Starting your own business is no easy feat, especially in the competitive fashion industry. What’s kept you going through tough times?

I think to answer this I will have to go back to my answer to the first question. I always try to be good and treat people well. In the fashion industry everything is connected. We have to have special relationships with celebrities, stylists, retailers, magazines and bloggers. We just have to help each other and move forward together. And word-of-mouth also plays a very crucial part in this industry. It’s really a wild jungle. I think another important aspect is just to always try to make or re-invent something new and different so it gives you a certain character. Then people recognise your creations, even from afar.

At what moment did you know that the brand was truly successful?
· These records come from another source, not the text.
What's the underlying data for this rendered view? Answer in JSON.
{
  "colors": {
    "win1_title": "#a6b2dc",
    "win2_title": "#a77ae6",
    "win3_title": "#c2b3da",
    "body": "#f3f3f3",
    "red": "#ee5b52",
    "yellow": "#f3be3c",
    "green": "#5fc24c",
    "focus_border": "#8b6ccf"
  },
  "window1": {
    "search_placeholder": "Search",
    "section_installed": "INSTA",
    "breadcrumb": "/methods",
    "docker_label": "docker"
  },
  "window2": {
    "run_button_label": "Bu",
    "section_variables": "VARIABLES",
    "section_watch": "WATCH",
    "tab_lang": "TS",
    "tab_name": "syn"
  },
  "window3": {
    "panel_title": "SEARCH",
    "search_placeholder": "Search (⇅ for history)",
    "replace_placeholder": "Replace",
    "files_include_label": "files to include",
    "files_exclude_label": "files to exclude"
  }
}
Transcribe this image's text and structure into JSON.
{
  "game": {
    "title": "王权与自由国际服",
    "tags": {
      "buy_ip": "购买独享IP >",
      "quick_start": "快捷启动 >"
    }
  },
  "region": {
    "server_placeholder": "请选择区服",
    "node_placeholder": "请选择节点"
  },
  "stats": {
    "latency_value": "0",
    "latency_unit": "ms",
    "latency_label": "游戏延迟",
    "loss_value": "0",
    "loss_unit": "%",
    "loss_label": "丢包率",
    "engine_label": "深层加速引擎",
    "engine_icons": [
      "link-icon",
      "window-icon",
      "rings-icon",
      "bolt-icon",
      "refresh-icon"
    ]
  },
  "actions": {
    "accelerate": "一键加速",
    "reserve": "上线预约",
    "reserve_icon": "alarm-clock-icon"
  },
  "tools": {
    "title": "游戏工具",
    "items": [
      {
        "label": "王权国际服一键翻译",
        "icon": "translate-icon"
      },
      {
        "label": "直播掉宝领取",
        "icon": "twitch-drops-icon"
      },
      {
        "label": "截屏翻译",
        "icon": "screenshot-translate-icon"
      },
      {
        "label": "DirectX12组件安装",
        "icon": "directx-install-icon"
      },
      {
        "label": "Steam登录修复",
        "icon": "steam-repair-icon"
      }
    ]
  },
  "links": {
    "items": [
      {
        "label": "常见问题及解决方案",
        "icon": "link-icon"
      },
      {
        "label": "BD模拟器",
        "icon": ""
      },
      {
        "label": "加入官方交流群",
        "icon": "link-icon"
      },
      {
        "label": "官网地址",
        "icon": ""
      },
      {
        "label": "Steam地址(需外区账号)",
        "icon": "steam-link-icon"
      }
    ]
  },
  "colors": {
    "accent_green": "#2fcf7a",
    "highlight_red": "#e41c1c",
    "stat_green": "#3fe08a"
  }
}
Maybe when I got out of the studio and started meeting strangers on the street, in restaurants or at the cinema and they were wearing pieces from my collections. I think that is the best feeling of all. It’s also nice to be featured on album covers and see celebrities wear my brand for the red carpet, designer fashion shows and magazine fashion spreads. But to be worn by strangers, I don’t know, that’s the highest of highs. And oddly enough, whenever people copy and sell it for a lower price. The sincerest form of flattery.

In your opinion, what is it that people love about House of Jealouxy?

Every time I make a collection I always think of my clients, but I mix in my own taste, which is beautiful and fierce at the same time. My target market is people between 15 and 45 years old, so I always try to make a spread of pieces that will appeal to all. Young clients, edgy clients, sophisticated clients, and hijab clients, they all have to be represented in one collection with a price range that is also affordable. That’s why House of Jealouxy includes pieces that are not made with real diamonds, gold or precious stones. However, the techniques we use are just as complicated as the high-end international brands. Oh and one more thing: people love stories, so it’s important to always update your clients with the story behind the scenes through your social media.

Your collections exude a sense of travel and adventure. For example, the Pure Shores pieces are named after famous tropical hotspots, and your Midnight City line is named after cosmopolitan cities. How important is travel to you?

Very important. I love travelling both alone and with friends. Either way, you can find a ton of inspiration in things that you don’t see in your daily life. It’s also a very good opportunity to source materials. It really opens your eyes to new things. I also really enjoy people watching. I like to see what they wear in real life because in the end you need to make money.

If you could go anywhere in the world and money was no object, where would you go?

Rivendell – home of the elves in Lord of The Rings. S.M.